Bounded roughly by 9th, Francis, 12th, Jules (pronounced jewel), 15th and Messanie, the Museum Hill Historic District is among the less-crowded, more open spaces in St Joseph's historic district collection. Listed on the National Register of Historic Places, the section has some of the city's most engaging landmarks, but also unfortunately abuts some of the more rundown neighborhoods. On top of being listed in its own right, the district keeps many other national register sites and hosts a large complement of Victorian homes.
This exclusive area is roughly bounded by Isadore and Corby between 6th and 9th streets. Comprising homes begun as early as the 1870s and listed on the National Register of Historic Places, the prevalent style in the Hall Street area is late Victorian and late 19th century revivals, with a little Italianate mixed in. While cruising through it is not unusual to see multiple chimneys from multiple guest rooms in homes seemingly built from identical molds. Most residences sit atop hillocks rising above the street level.
There are so many things to see in St. Joseph that you better make sure you are wearing good walking shoes. Be sure to visit the Missouri Valley Trust Bank Building. This structure, built in 1859, was the oldest building west of the Mississippi continuously in use for banking purposes and was used as a bank until the late 1970s. You can tour the bank and see the way it was in 1859 with all its woodwork, cast iron pillars, teller cages and a vault reinforced with railroad rails.
Visit the St. Joseph Museum.
The museum has exhibits such as 'Indians of the Northwest Coast.' This is a story about the ghost dance and the last member of the Yahi tribe, Ishi. There are also interactive exhibits for children such as the 'Touch & Go Room' where they can climb into a fort or tipi.
There are exhibits on the second floor showing St. Joseph from prehistoric days to its 'Golden Age' in the 1800s. There is a restored Victorian bedroom and displays of the fur trade.
The third floor has exhibits focusing on the natural history of the Midwest.

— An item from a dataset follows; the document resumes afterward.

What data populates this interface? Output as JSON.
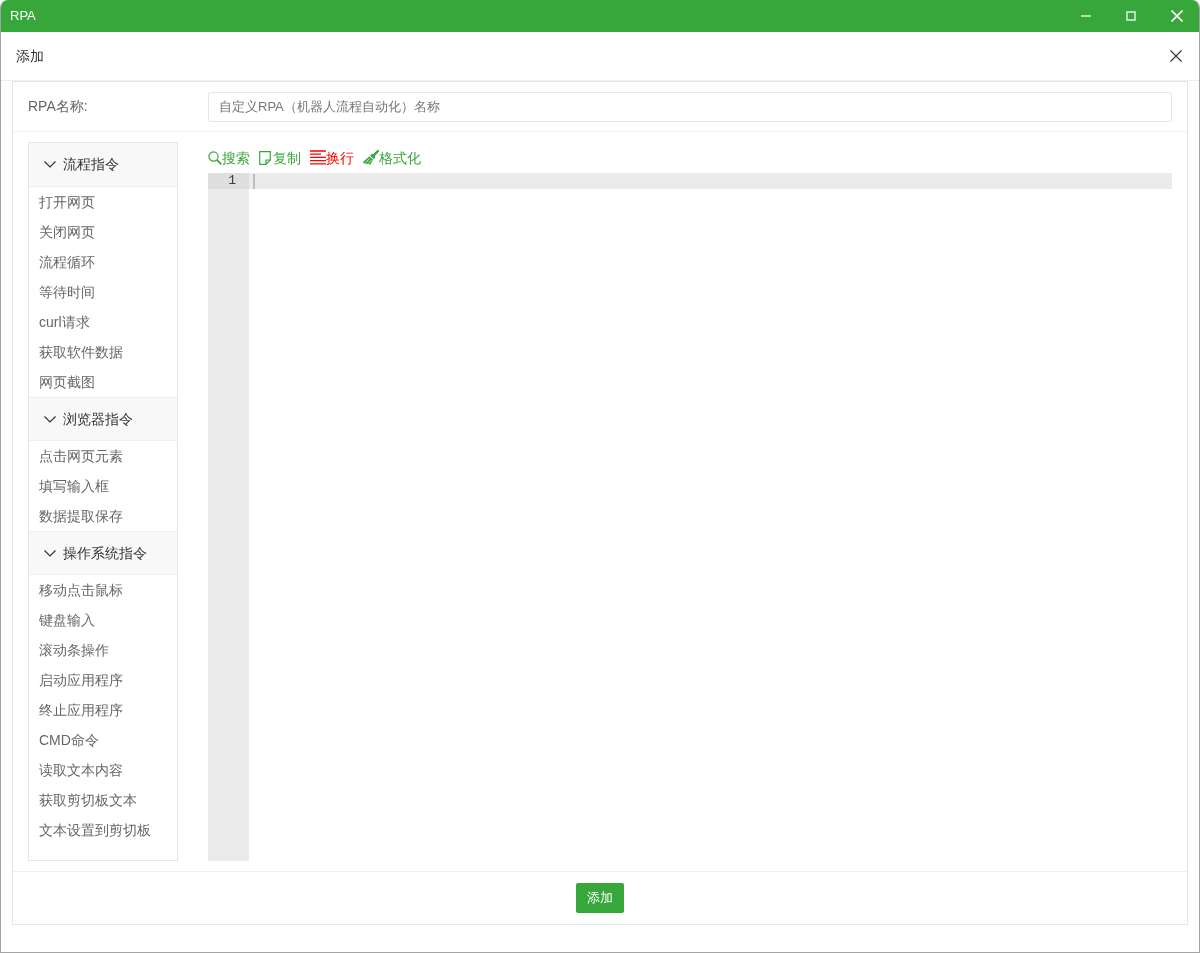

During the holiday season, the museum is outlined in lights and is spectacular. The museum was originally a mansion built in 1879. All the furnishings have been replaced by exhibits, but you can still see the beautiful woodwark and stained glass windows.
The Museum is open year round except for Thanksgiving and December 24,25, 31 and January 1.
Admission: $2.00 adults, $1.00 students, children 6 years and under free.
If you are interested in outlaws of the 'Old West', then the Jesse James home might interest you.
Jesse James was shot from behind by Bob Ford in this house on April 3, 1882. He was living with his family and the name of Tom Howard when he was killed. You can see the hole made by the bullet. The James Home is a museum dealing with the life and death of Jesse and includes artifacts from his grave when his body was exhumed for DNA tests. The test results showed a 99.7% certainty that the body was that of Jesse James. You will still find people who don't agree with this conclusion.
You must visit St.Joseph's Parkway and Lovers Lane. The Parkway connects parks, recreation facilities and winds 26 miles through the city. The Parkway was developed in 1918 and is considered one of the finest boulevard systems in the United States. It provides ample opportunity for hiking and biking. Just meandering through in your car is a pleasurable experience.
Lovers Lane is a beautiful winding street displaying many beautiful homes. I can just imagine having a home with a Lovers Lane address
Beautiful, peaceful scenery. Very relaxing.
Pony Express Museum is my favorite place to go in St. Joseph. The museum is housed in a building that at one time was a stable for the horses of the pony express. For those who are unfamiliar with US history, at one time there were gold miners and people in California and Oregon while the Eastern part of my country was also populated. The interior of my country, places like Kansas, were almost completely unpopulated. The pony express riders carried pouches of mail on horse back long distances to California from St. Joseph. Although it was very dangerous work most of the express riders were young boys. Young boys did not weigh as much so they would not tire the horses. They were brave young men.
There is a good place inside the museum to have your photo taken with an express rider about to open the stable doors and start his trek. There is an actual leather express saddle you can sit on. Numerous displays about the history of the express riders.
Jesse James House and Patee Museum. In the photo you can see a smile white house and beyond it a brick building. The brick building is the Patee Museum. Jesse James lived in the small white house and was murdered there by one of his gang members. Jesse James was a guerrilla fighter during the American Civil War. After the war he was not given pardon by US government so he continued to be at war as an outlaw. He robbed banks and trains. To many people in Missouri he was a hero and that made it hard for the authorities to capture and prosecute him.
Patee House was formerly a hotel where pony express riders stayed. The Pony Express and Jesse James artifacts make this a good place for those interested in US history during the days of the Old West.
Now used for plays and theater activities, this structure has a very unique front and tiles of many colors. It was built in 1927 and lasted for 50 years until it went into decline.
This monument, located in the small park across the street from the Pony Express Stables, marks the beginning of the route to Sacramento.